Texas is one of 45 states that allow charter schools, but lawmakers have not authorized state funding for any other form of K-12 alternative to public education, making Texas one of 19 states to share this distinction. Efforts to pass school choice legislation in Texas have failed repeatedly since the mid-1990s, though several bills have received the approval of the Senate only to be killed in the House, the most recent such occurrence being in 2017.
A lot has changed in the intervening years, however, and school choice advocates believe the momentum is on their side during the current legislative session.
Discontent and anger sparked by public school administrators’ typical response to the COVID-19 pandemic and the indoctrination of students through critical race theory and radical sexual ideologies have fueled the recent push for school choice, and prominent political power brokers have staked out positions on both sides of the issue.
Abbott, Lt. Gov. Dan Patrick, and the Republican Party of Texas have indicated they expect lawmakers to deliver on parents’ demand for school choice, while Texas House Speaker Dade Phelan, the State Board of Education, and the Texas Association of School Boards have expressed varying degrees of opposition to this effort. State and national advocacy organizations like the Texas Home School Coalition, the Texas State Teachers Association, and the American Federation for Children are also getting involved, setting the stage for an intense debate in the coming months.
Republican legislators in the House and Senate have already filed at least three bills to create school choice programs.

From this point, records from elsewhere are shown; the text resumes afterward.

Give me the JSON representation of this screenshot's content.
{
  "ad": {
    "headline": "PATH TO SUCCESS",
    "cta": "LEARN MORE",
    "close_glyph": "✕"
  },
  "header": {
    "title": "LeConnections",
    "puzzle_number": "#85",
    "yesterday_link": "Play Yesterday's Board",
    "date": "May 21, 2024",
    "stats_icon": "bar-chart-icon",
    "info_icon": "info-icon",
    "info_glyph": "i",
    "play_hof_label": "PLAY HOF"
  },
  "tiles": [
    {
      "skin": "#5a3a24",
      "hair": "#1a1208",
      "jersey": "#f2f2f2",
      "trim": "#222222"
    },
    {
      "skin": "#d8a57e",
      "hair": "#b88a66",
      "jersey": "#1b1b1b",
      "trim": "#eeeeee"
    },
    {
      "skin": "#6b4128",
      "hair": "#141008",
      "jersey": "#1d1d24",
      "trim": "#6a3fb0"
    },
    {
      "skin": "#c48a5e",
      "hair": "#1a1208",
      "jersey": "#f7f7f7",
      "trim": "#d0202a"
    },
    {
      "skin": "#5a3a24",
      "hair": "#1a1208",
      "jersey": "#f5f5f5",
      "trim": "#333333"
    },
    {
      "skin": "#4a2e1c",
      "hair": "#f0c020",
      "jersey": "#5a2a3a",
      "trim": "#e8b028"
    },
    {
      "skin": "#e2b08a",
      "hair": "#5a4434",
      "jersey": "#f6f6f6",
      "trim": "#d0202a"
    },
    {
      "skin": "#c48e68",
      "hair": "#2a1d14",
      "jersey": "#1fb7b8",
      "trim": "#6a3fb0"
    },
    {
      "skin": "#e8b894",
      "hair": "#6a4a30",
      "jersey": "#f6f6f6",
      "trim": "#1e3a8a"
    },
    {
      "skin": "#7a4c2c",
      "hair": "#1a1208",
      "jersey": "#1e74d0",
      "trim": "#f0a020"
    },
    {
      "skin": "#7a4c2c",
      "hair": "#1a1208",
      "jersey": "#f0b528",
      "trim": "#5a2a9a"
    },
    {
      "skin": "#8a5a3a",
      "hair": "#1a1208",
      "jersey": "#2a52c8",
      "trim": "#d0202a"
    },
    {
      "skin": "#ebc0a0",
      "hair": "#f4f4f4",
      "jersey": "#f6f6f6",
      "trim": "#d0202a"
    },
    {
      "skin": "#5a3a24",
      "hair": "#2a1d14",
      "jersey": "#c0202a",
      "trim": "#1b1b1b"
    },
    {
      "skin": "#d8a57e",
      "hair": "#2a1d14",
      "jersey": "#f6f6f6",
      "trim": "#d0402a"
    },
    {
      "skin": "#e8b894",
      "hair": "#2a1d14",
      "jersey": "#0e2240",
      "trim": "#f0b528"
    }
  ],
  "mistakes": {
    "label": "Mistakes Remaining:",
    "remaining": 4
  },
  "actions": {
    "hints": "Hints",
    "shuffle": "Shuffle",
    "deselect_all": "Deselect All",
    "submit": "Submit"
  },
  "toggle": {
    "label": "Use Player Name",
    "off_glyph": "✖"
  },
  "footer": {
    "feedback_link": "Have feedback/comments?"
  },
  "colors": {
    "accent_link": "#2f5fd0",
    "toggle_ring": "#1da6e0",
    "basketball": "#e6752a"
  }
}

Patrick recently announced Senate committee assignments and will begin referring bills to committees within the next few weeks. Phelan is expected to do the same in the House once he assigns members to committees. Committees can begin considering bills after the 30th day of the session on February 9, but neither chamber can vote on legislation before March 11 unless Gov. Abbott designates it as an emergency item.